The Trust downloads the data every few weeks and analyzes it on site and sends it to the group in Flagstaff for analysis.
“It’s a pretty big deal, but we think we can do it and we’re committed to it because we really want to protect the night sky as best we can,” says Noss.
Charitable donations to the Conservation Trust will fund the project. Noss estimates the startup cost at $7,000, with annual costs of about $1,000 for data downloads and device maintenance.
The dark celestial shield in the books “doesn’t really have teeth,” says Noss. “We hope that if we can show that things are changing fairly quickly in terms of our ability to see the night sky, it would help us reinforce the statutes that already exist.”
Santa Fe’s light pollution ordinances have not been updated since 2011, although the city passed specifications for intelligent street lighting design in 2021, which will be included in the code when it is updated.
Wheeler would also like to see stricter regulations, although she believes the city’s streetlight upgrade has improved light pollution.
“Through this whole streetlighting process, we realized that we really wanted to be a dark sky community,” she says. “One of the phases of that would be to really talk to the private sector about how they can do better, and then make our regulations stricter.”
The city is rewriting the land use code, which Wheeler describes as a “golden opportunity” for this type of work. But with the engineering division director, engineering supervisors and other staff vacancies, she says it will be a slow process.
The city’s next step is to convert PNM’s own lights.
“Because some of the specs we came up with were so advanced in terms of our lighting design, [PNM] actually had to go get it [Public Regulation Commission] permission to install this type of equipment,” says Wheeler.

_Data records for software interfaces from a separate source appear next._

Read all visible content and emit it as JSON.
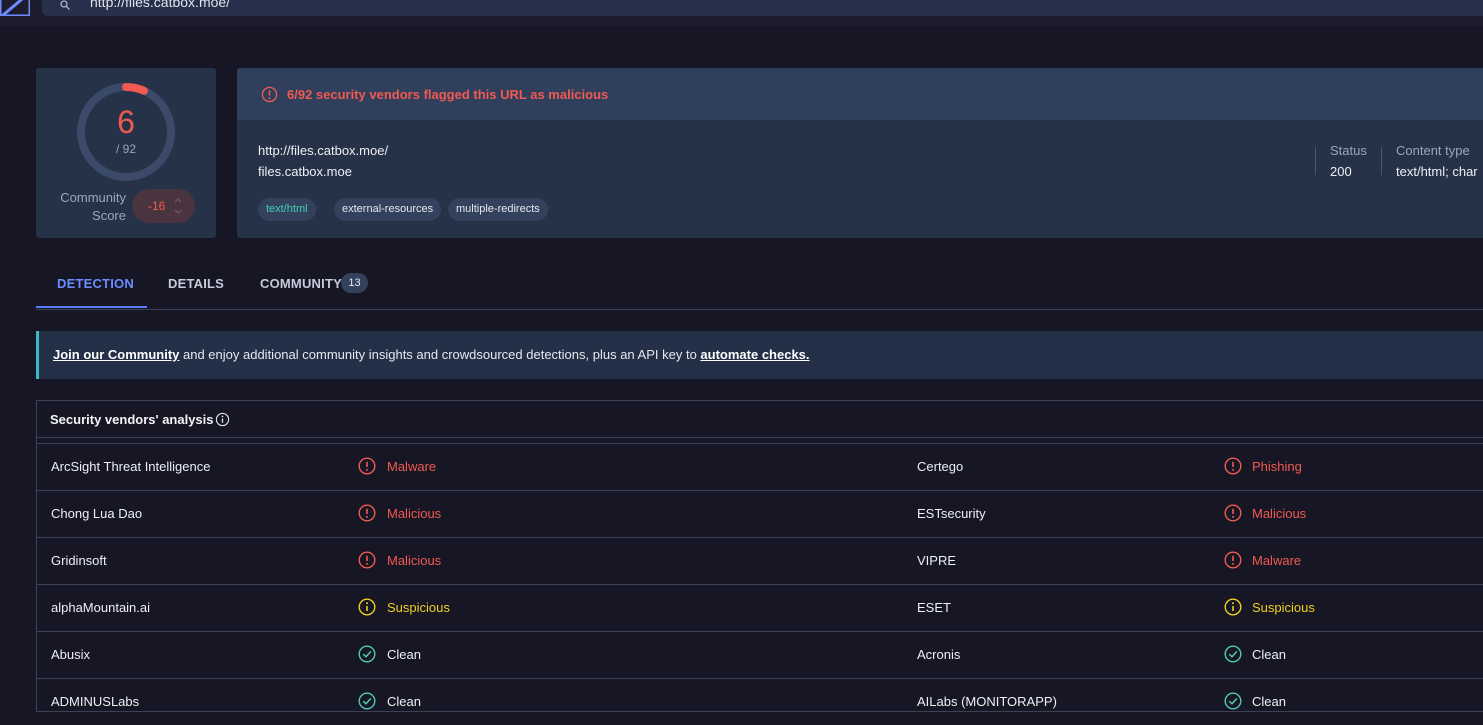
{
  "search": {
    "value": "http://files.catbox.moe/"
  },
  "colors": {
    "malicious": "#f05a50",
    "suspicious": "#f0d020",
    "clean": "#4fc9b0",
    "accent": "#5b7cfa"
  },
  "score": {
    "detections": "6",
    "total": "/ 92",
    "ratio": 0.0652
  },
  "community": {
    "label_line1": "Community",
    "label_line2": "Score",
    "value": "-16"
  },
  "alert": {
    "text": "6/92 security vendors flagged this URL as malicious",
    "icon": "alert-circle-icon"
  },
  "url": {
    "full": "http://files.catbox.moe/",
    "host": "files.catbox.moe"
  },
  "tags": [
    "text/html",
    "external-resources",
    "multiple-redirects"
  ],
  "meta": {
    "status_label": "Status",
    "status_value": "200",
    "content_type_label": "Content type",
    "content_type_value": "text/html; char"
  },
  "tabs": [
    {
      "label": "DETECTION",
      "active": true
    },
    {
      "label": "DETAILS"
    },
    {
      "label": "COMMUNITY",
      "badge": "13"
    }
  ],
  "banner": {
    "link1": "Join our Community",
    "text": " and enjoy additional community insights and crowdsourced detections, plus an API key to ",
    "link2": "automate checks."
  },
  "vendors": {
    "title": "Security vendors' analysis",
    "rows": [
      [
        {
          "name": "ArcSight Threat Intelligence",
          "result": "Malware",
          "status": "malicious"
        },
        {
          "name": "Certego",
          "result": "Phishing",
          "status": "malicious"
        }
      ],
      [
        {
          "name": "Chong Lua Dao",
          "result": "Malicious",
          "status": "malicious"
        },
        {
          "name": "ESTsecurity",
          "result": "Malicious",
          "status": "malicious"
        }
      ],
      [
        {
          "name": "Gridinsoft",
          "result": "Malicious",
          "status": "malicious"
        },
        {
          "name": "VIPRE",
          "result": "Malware",
          "status": "malicious"
        }
      ],
      [
        {
          "name": "alphaMountain.ai",
          "result": "Suspicious",
          "status": "suspicious"
        },
        {
          "name": "ESET",
          "result": "Suspicious",
          "status": "suspicious"
        }
      ],
      [
        {
          "name": "Abusix",
          "result": "Clean",
          "status": "clean"
        },
        {
          "name": "Acronis",
          "result": "Clean",
          "status": "clean"
        }
      ],
      [
        {
          "name": "ADMINUSLabs",
          "result": "Clean",
          "status": "clean"
        },
        {
          "name": "AILabs (MONITORAPP)",
          "result": "Clean",
          "status": "clean"
        }
      ]
    ]
  }
}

She expects to receive an offer from PNM in the next few months.
“I’m guessing we’ll probably get into business with a new rebuild in January,” says Wheeler.
The stakes are high for the Conservation Trust.

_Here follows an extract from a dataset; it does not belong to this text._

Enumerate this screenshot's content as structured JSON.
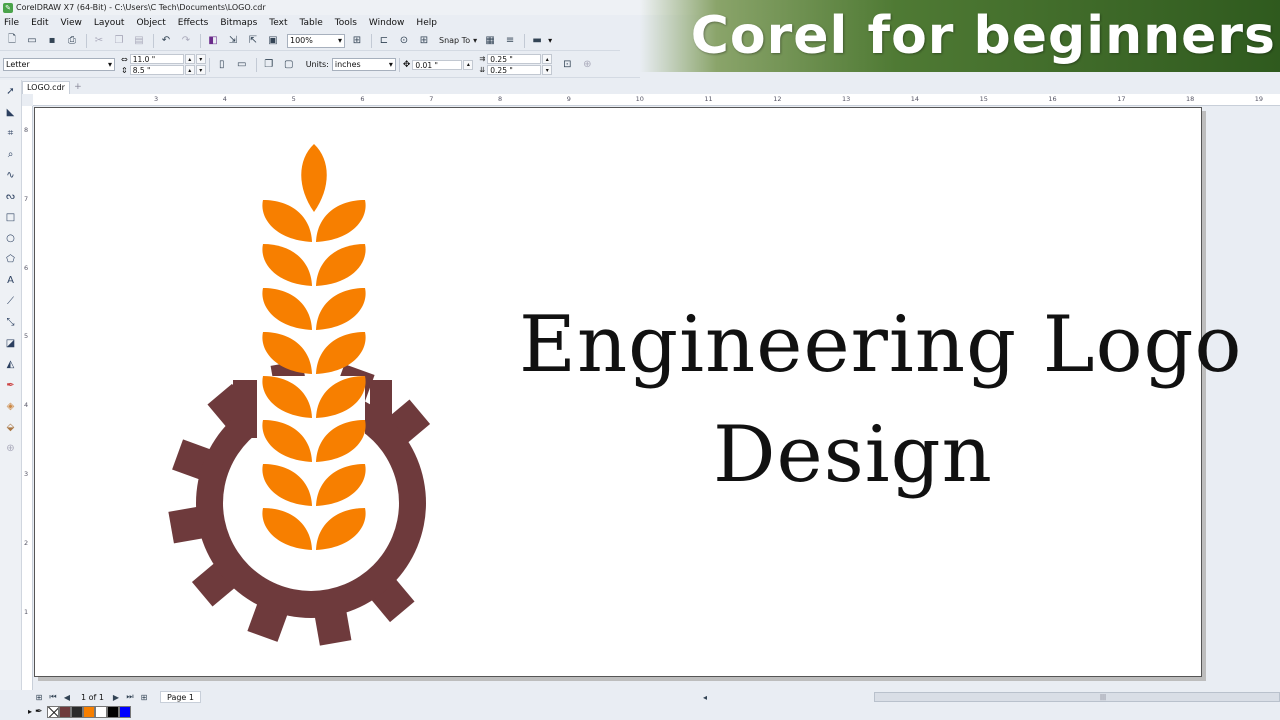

“What’s important to me about preserving the night sky is that it’s a natural resource that has always been there,” says Noss. “If we can preserve the night sky, we are looking at the same stars that our ancestors looked at, worshiped and built their lives around.”
In addition, lighting affects melatonin levels in humans, she says: the brighter the night sky, the poorer the quality of sleep. And that’s just the human impact — she says it affects animal mating patterns, how flowering plants open at night, feeding insects and more.
The good news, she says, is that dark skies are “fully recoverable” by reducing certain types of lighting (like light reflected off sidewalks by streetlights).
“It’s not the hardest thing in the world if everyone knows why,” says Noss.